Work task:
Please return every line of the records below that contains the word "USDCNH".
Entries provided Block Start
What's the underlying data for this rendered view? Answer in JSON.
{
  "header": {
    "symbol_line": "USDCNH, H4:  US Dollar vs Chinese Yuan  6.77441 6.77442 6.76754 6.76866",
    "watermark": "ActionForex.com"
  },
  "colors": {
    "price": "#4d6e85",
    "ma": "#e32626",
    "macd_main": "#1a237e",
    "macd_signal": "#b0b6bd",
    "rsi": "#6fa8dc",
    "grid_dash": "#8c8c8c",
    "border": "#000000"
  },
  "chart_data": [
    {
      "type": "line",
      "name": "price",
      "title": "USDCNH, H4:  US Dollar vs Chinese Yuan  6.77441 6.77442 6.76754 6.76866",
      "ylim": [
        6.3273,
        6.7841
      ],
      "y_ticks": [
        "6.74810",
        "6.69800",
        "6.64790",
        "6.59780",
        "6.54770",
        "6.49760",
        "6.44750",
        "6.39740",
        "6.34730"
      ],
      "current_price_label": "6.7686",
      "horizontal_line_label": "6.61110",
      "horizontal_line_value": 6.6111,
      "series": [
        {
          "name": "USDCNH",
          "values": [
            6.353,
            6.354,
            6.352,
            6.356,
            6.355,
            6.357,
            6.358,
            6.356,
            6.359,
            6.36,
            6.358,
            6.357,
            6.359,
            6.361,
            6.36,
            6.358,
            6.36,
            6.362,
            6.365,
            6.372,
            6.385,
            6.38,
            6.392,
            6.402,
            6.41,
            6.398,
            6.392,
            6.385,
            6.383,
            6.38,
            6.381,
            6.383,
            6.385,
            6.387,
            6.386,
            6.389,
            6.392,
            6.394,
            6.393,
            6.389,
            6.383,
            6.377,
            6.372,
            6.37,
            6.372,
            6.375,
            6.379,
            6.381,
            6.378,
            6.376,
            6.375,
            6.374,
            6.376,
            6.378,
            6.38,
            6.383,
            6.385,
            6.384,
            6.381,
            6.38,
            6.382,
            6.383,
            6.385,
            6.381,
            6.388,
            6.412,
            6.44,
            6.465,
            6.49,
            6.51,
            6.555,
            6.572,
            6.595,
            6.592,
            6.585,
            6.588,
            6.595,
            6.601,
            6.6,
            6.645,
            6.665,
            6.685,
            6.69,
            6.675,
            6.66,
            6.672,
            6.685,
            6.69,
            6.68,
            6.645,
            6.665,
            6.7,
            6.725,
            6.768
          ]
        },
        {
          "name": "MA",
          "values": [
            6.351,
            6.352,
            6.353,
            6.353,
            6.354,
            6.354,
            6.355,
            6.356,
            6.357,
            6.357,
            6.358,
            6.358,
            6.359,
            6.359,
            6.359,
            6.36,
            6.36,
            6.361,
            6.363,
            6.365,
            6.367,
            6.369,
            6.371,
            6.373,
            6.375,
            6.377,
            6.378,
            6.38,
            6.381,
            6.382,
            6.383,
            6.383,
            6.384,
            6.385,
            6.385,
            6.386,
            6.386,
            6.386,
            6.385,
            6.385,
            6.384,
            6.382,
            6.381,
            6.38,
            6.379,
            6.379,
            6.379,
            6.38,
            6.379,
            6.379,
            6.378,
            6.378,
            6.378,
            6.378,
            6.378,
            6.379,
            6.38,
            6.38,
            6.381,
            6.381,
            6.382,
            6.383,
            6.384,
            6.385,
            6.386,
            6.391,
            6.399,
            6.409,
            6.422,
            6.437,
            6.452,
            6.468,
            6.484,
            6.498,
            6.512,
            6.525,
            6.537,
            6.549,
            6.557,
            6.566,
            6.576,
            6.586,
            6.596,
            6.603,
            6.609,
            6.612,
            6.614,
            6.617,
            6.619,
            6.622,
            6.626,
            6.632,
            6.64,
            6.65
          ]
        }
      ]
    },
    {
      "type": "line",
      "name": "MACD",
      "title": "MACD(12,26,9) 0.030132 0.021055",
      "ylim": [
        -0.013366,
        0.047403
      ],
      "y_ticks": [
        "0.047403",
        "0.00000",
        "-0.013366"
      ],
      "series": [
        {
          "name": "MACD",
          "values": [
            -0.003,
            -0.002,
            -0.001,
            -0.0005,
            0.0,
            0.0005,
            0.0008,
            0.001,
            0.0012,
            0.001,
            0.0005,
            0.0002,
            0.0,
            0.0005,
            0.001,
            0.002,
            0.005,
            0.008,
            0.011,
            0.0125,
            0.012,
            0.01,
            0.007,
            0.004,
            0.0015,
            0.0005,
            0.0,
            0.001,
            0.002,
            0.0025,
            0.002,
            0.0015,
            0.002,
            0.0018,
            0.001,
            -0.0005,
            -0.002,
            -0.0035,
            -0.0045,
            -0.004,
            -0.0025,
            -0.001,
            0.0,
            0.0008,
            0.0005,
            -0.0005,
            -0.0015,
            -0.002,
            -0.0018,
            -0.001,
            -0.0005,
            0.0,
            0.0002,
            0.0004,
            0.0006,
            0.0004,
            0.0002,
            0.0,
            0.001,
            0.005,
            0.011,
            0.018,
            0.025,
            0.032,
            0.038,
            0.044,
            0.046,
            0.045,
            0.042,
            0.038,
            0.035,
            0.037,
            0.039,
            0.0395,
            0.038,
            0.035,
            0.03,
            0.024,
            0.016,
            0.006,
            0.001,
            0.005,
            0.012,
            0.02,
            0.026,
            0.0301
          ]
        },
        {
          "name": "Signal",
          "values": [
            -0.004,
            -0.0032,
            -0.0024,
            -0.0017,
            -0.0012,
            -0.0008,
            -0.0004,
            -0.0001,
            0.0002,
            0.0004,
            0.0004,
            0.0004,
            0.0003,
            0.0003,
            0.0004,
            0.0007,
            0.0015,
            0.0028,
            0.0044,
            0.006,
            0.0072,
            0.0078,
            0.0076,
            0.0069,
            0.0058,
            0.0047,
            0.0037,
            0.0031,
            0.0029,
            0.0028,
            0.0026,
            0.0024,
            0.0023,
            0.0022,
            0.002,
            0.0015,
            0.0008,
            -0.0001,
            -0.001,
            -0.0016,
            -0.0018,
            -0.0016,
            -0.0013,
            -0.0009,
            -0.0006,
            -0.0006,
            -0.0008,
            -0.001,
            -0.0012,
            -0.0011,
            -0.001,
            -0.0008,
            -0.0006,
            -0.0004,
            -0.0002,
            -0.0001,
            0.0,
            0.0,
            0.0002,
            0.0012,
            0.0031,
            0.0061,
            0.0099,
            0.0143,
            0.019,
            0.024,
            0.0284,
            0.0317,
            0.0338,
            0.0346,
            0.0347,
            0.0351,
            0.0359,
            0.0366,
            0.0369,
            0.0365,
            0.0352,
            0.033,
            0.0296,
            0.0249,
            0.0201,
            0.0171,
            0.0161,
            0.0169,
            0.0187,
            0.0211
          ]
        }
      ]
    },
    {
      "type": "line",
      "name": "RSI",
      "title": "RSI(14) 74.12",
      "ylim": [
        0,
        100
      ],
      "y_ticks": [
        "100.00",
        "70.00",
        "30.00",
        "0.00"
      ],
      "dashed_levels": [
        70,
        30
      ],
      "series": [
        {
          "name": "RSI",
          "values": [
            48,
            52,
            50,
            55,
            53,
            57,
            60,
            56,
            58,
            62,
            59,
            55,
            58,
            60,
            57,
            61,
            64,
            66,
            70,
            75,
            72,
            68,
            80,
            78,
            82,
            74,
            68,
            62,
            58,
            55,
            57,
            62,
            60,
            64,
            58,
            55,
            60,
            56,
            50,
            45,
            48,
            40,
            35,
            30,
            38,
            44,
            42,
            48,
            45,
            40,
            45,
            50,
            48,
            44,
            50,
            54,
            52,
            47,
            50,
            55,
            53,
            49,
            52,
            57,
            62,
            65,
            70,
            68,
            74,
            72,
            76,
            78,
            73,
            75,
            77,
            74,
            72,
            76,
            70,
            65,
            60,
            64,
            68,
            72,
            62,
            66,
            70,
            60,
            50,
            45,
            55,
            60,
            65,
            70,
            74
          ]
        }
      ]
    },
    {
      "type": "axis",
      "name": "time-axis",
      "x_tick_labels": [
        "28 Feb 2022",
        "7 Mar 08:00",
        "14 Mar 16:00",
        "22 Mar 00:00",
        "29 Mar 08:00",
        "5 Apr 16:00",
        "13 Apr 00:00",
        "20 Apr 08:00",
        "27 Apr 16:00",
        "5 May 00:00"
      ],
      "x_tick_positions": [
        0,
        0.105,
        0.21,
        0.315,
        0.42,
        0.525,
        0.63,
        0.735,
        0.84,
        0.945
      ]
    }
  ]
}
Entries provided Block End
Exercise output:
    "symbol_line": "USDCNH, H4:  US Dollar vs Chinese Yuan  6.77441 6.77442 6.76754 6.76866",
      "title": "USDCNH, H4:  US Dollar vs Chinese Yuan  6.77441 6.77442 6.76754 6.76866",
          "name": "USDCNH",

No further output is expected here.